The data shown below were collected from the profiles of 4 tweeters who shared this research output. Click here to find out more about how the information was compiled.

Mendeley readers

The data shown below were compiled from readership statistics for 44 Mendeley readers of this research output. Click here to see the associated Mendeley record.

Geographical breakdown

Country Count As %
Mexico 1 2%
Sweden 1 2%
Denmark 1 2%
Unknown 41 93%

Demographic breakdown

Readers by professional status Count As %
Student > Ph. D. Student 16 36%
Researcher 11 25%
Student > Bachelor 4 9%
Student > Master 4 9%
Student > Doctoral Student 3 7%
Other 4 9%
Unknown 2 5%
Readers by discipline Count As %
Agricultural and Biological Sciences 22 50%
Biochemistry, Genetics and Molecular Biology 10 23%
Chemical Engineering 2 5%
Environmental Science 2 5%
Chemistry 2 5%
Other 3 7%
Unknown 3 7%

Attention Score in Context

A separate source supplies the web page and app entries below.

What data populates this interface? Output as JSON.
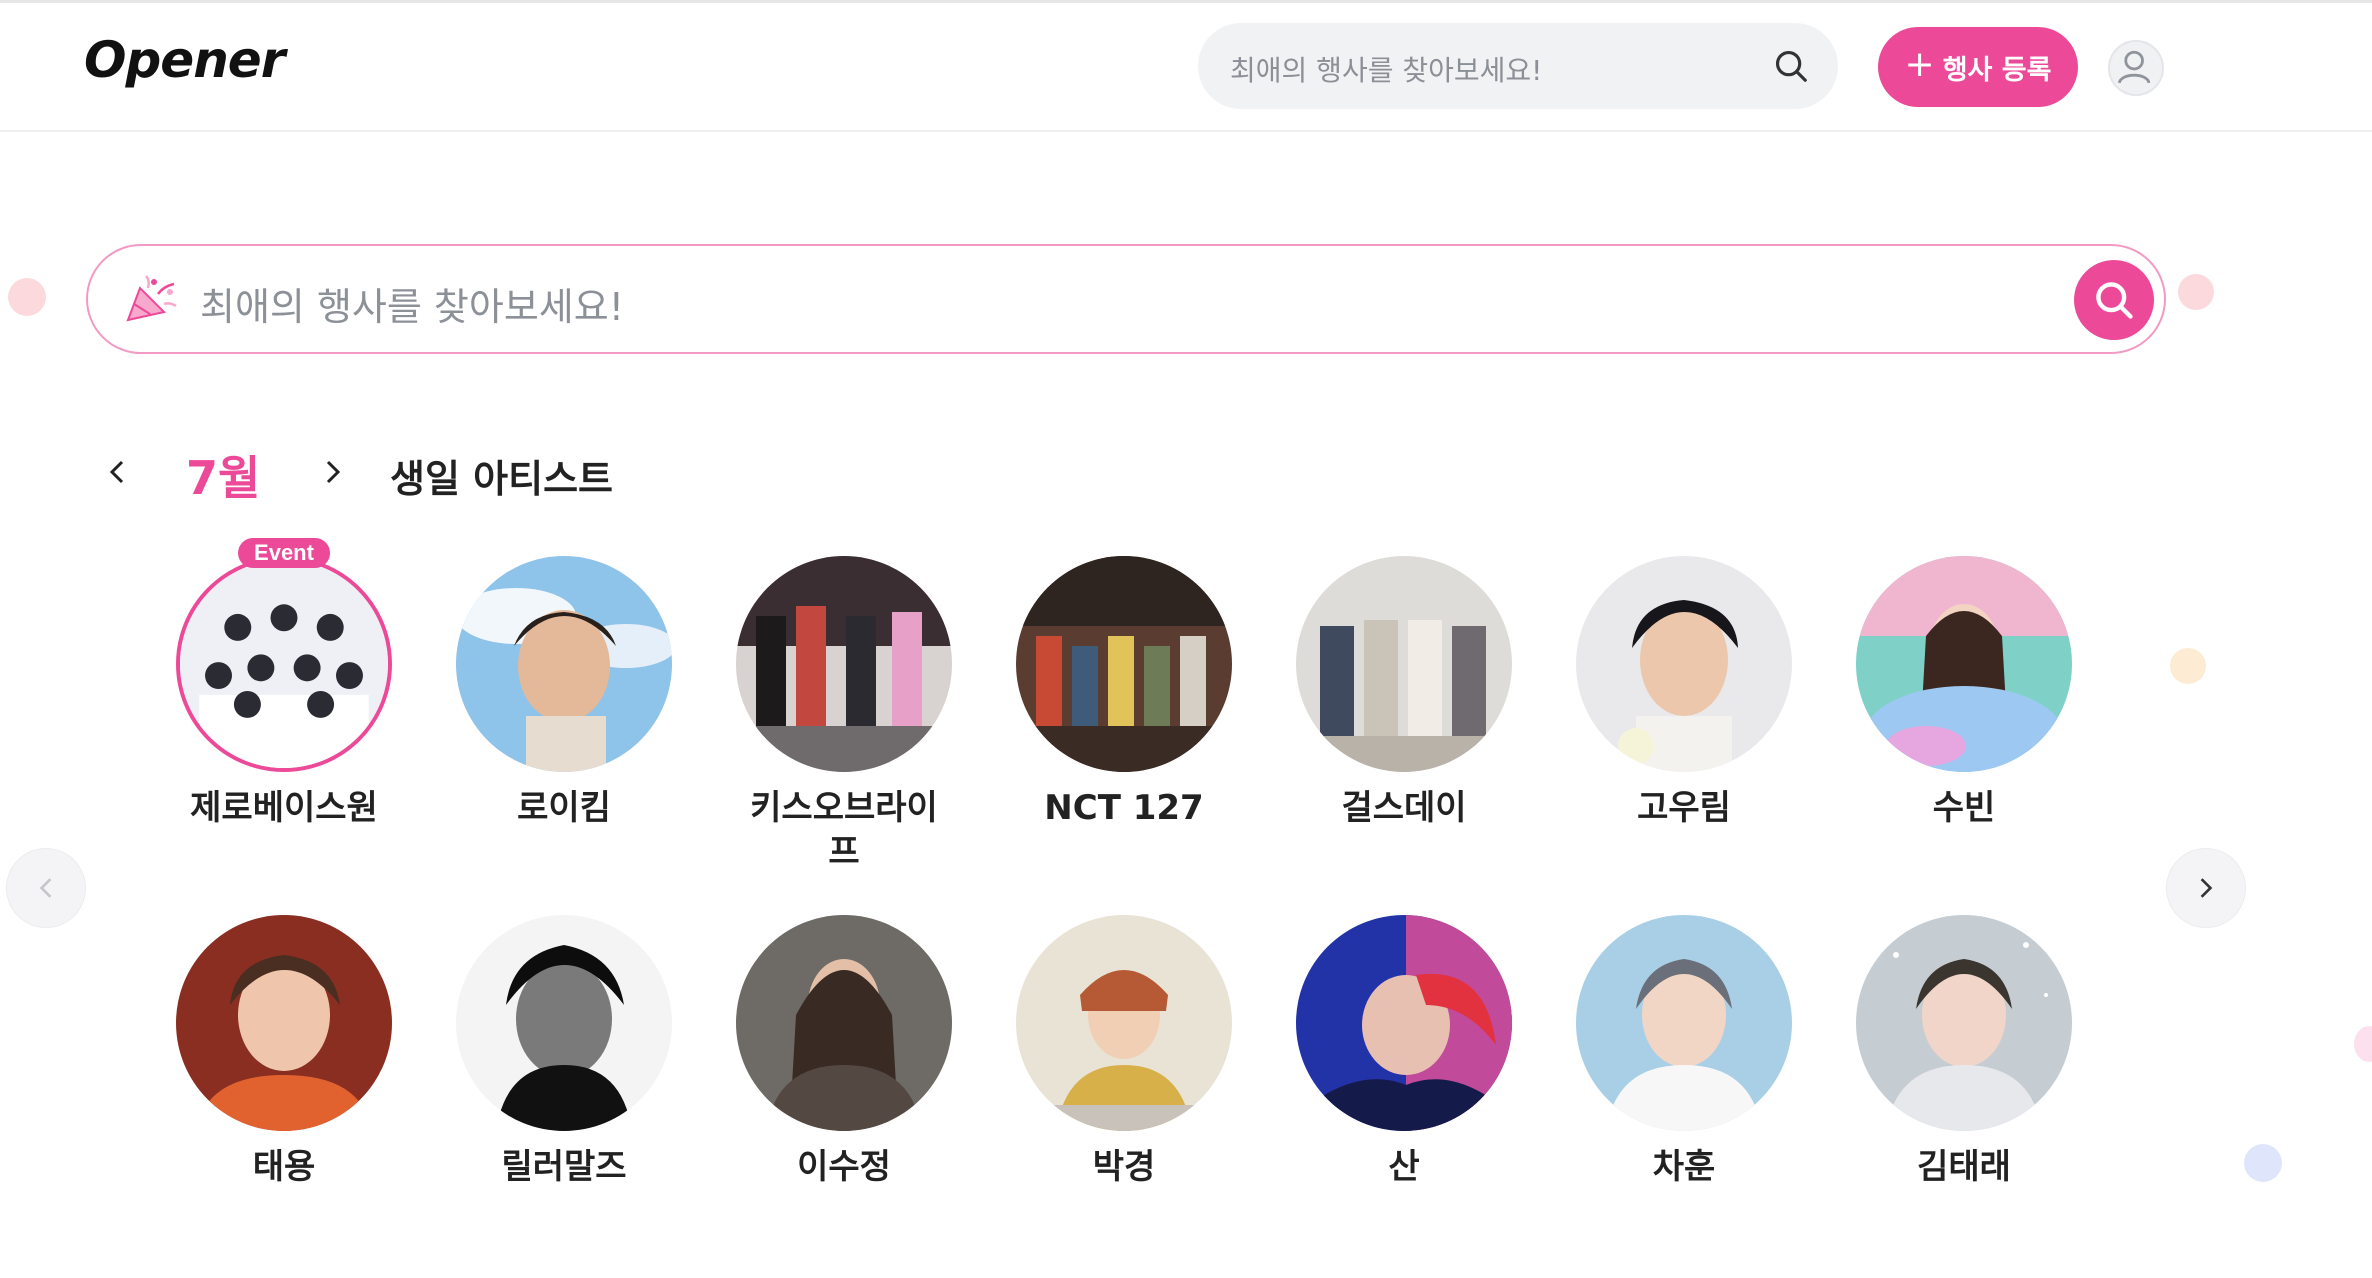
{
  "header": {
    "logo": "Opener",
    "search_placeholder": "최애의 행사를 찾아보세요!",
    "add_event_label": "행사 등록",
    "add_event_icon": "plus-icon",
    "profile_icon": "user-icon"
  },
  "hero_search": {
    "placeholder": "최애의 행사를 찾아보세요!",
    "leading_icon": "party-popper-icon",
    "button_icon": "search-icon"
  },
  "birthday_section": {
    "month": "7월",
    "title": "생일 아티스트",
    "prev_icon": "chevron-left-icon",
    "next_icon": "chevron-right-icon"
  },
  "artists": [
    {
      "name": "제로베이스원",
      "badge": "Event"
    },
    {
      "name": "로이킴"
    },
    {
      "name": "키스오브라이프"
    },
    {
      "name": "NCT 127"
    },
    {
      "name": "걸스데이"
    },
    {
      "name": "고우림"
    },
    {
      "name": "수빈"
    },
    {
      "name": "태용"
    },
    {
      "name": "릴러말즈"
    },
    {
      "name": "이수정"
    },
    {
      "name": "박경"
    },
    {
      "name": "산"
    },
    {
      "name": "차훈"
    },
    {
      "name": "김태래"
    }
  ],
  "colors": {
    "accent": "#ec4a98",
    "search_bg": "#f1f2f4",
    "text": "#222222",
    "muted": "#8c9097"
  }
}
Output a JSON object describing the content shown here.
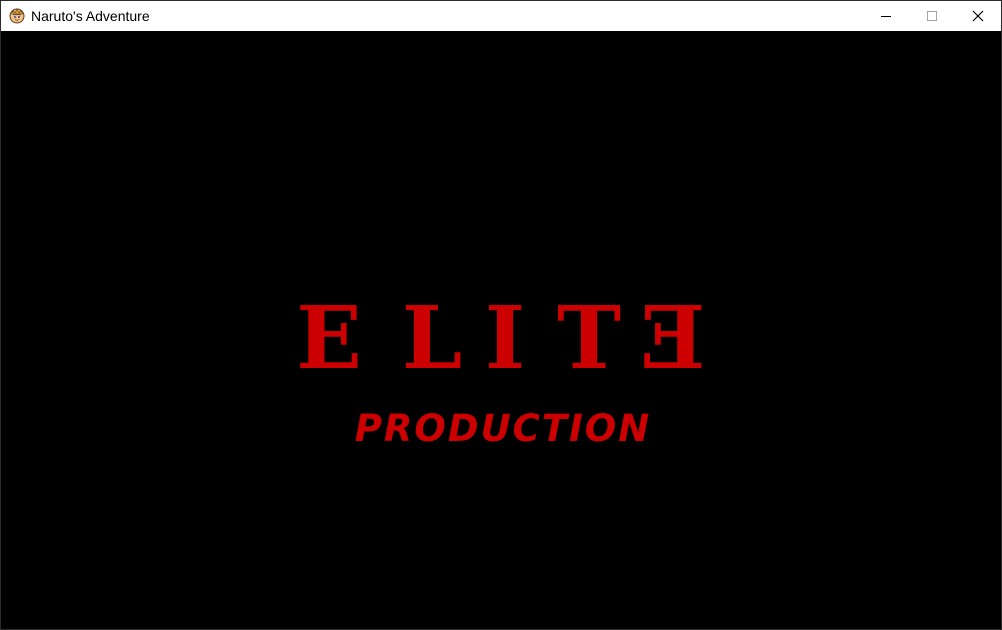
{
  "window": {
    "title": "Naruto's Adventure",
    "app_icon": "naruto-face-icon",
    "controls": {
      "minimize_icon": "minimize-icon",
      "maximize_icon": "maximize-icon",
      "close_icon": "close-icon"
    }
  },
  "splash": {
    "logo_letters": [
      "E",
      "L",
      "I",
      "T",
      "Ǝ"
    ],
    "subtitle": "PRODUCTION",
    "color": "#cc0000",
    "background": "#000000"
  }
}
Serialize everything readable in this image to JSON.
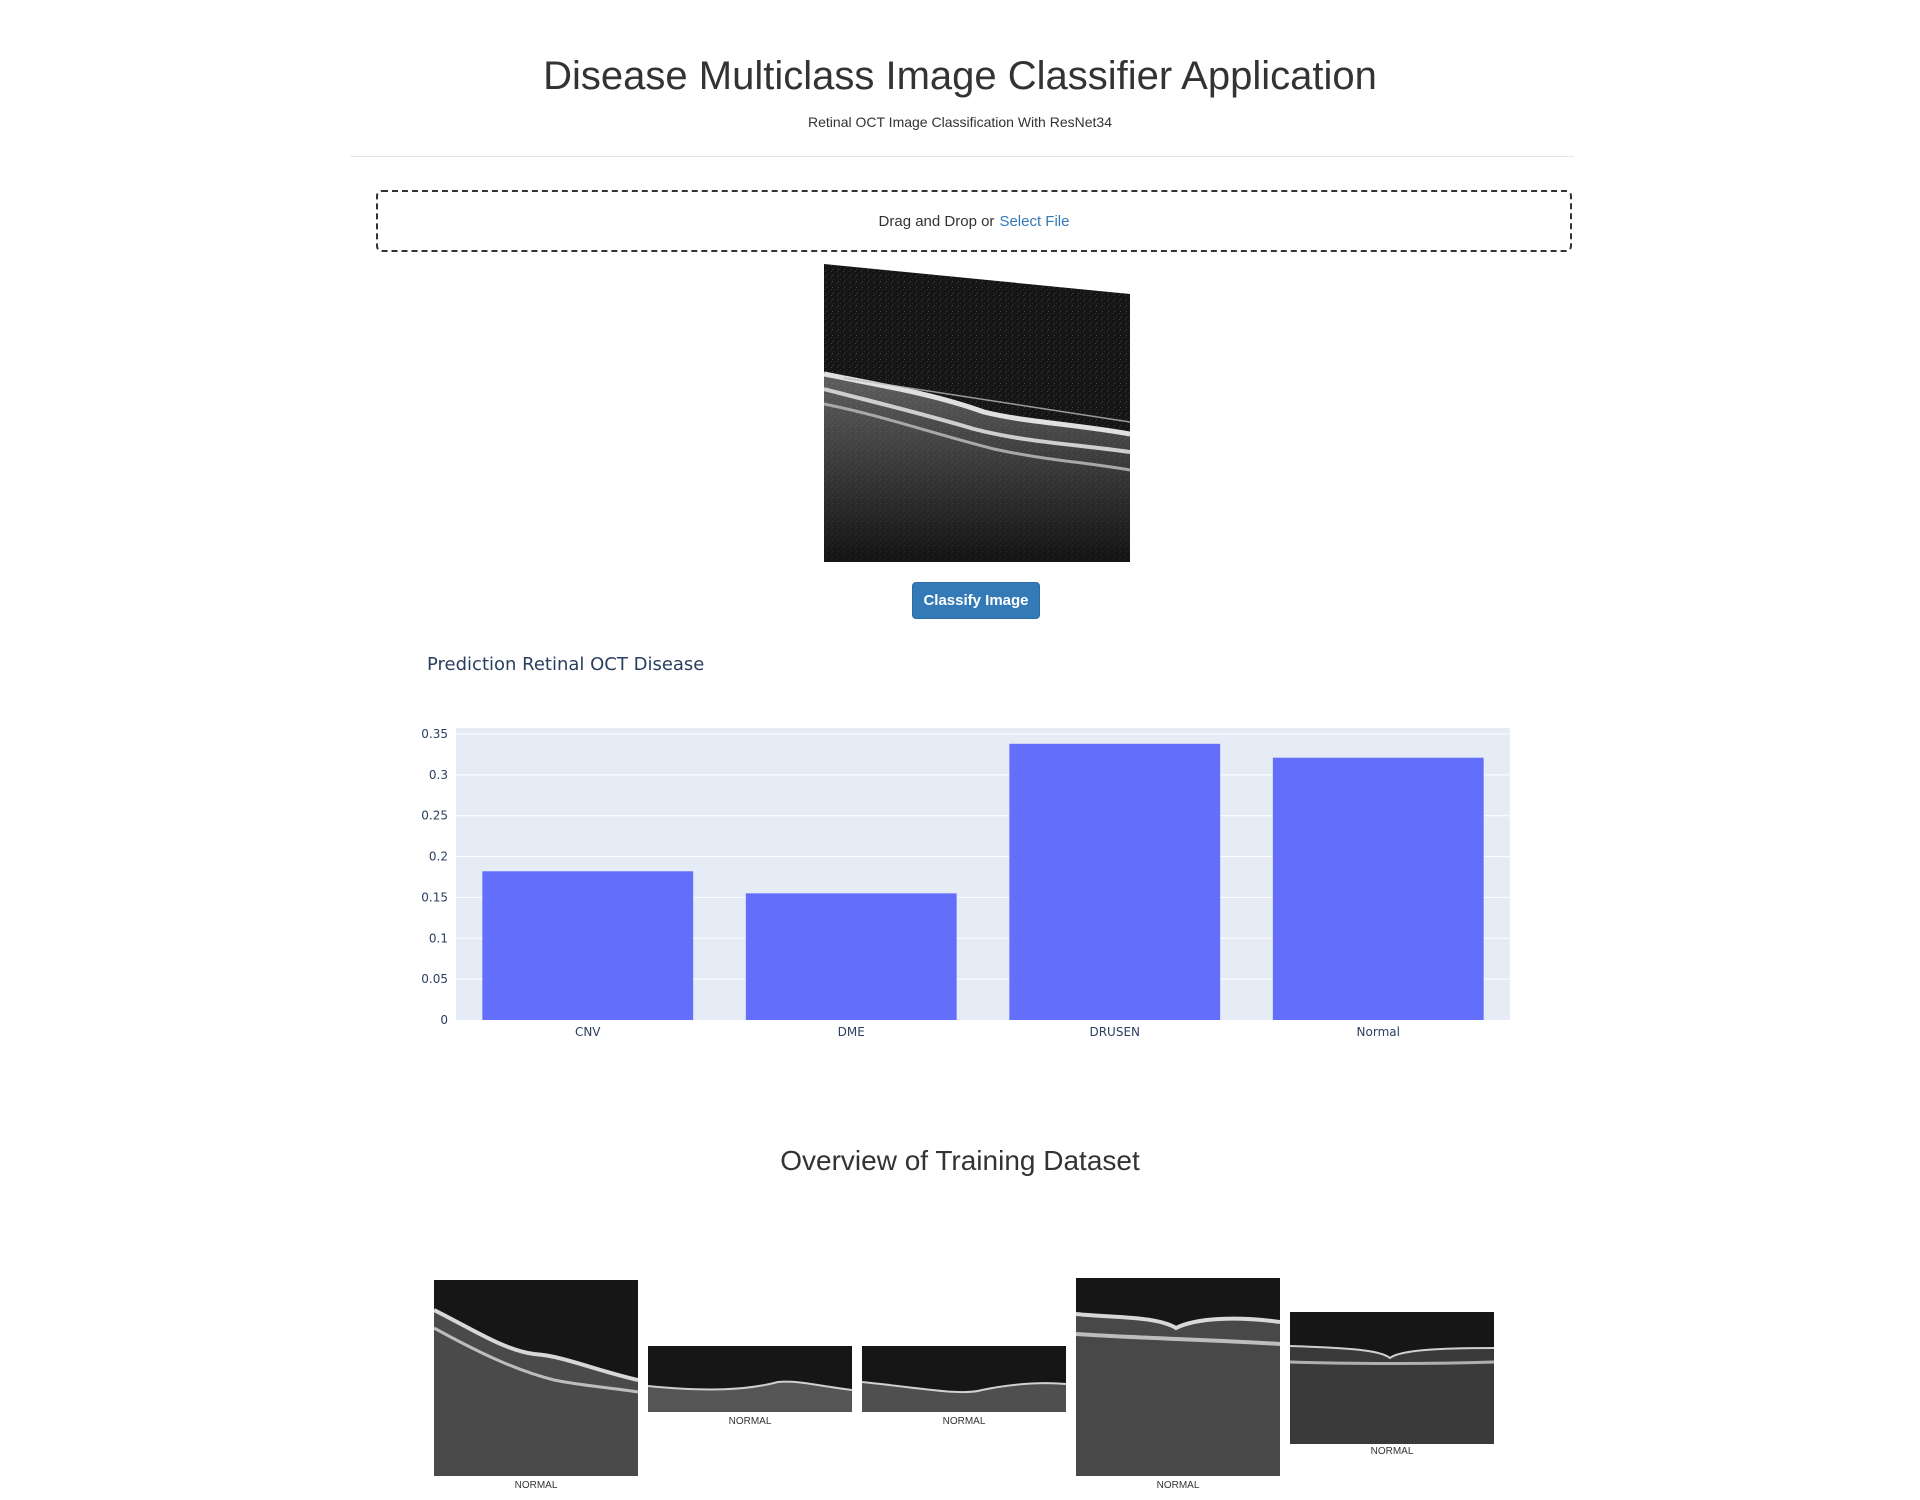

This research output has an Altmetric Attention Score of 1. This is our high-level measure of the quality and quantity of online attention that it has received. This Attention Score, as well as the ranking and number of research outputs shown below, was calculated when the research output was last mentioned on 30 September 2017.
All research outputs
#7,377,783
of 11,845,495 outputs
Outputs from Fungal Biology and Biotechnology
#44
of 53 outputs
Outputs of similar age
#132,217
of 249,113 outputs
Outputs of similar age from Fungal Biology and Biotechnology
#3
of 3 outputs
Altmetric has tracked 11,845,495 research outputs across all sources so far. This one is in the 23rd percentile – i.e., 23% of other outputs scored the same or lower than it.
So far Altmetric has tracked 53 research outputs from this source. They typically receive a little more attention than average, with a mean Attention Score of 5.2. This one is in the 15th percentile – i.e., 15% of its peers scored the same or lower than it.
Older research outputs will score higher simply because they've had more time to accumulate mentions. To account for age we can compare this Altmetric Attention Score to the 249,113 tracked outputs that were published within six weeks on either side of this one in any source. This one is in the 37th percentile – i.e., 37% of its contemporaries scored the same or lower than it.
We're also able to compare this research output to 3 others from the same source and published within six weeks on either side of this one.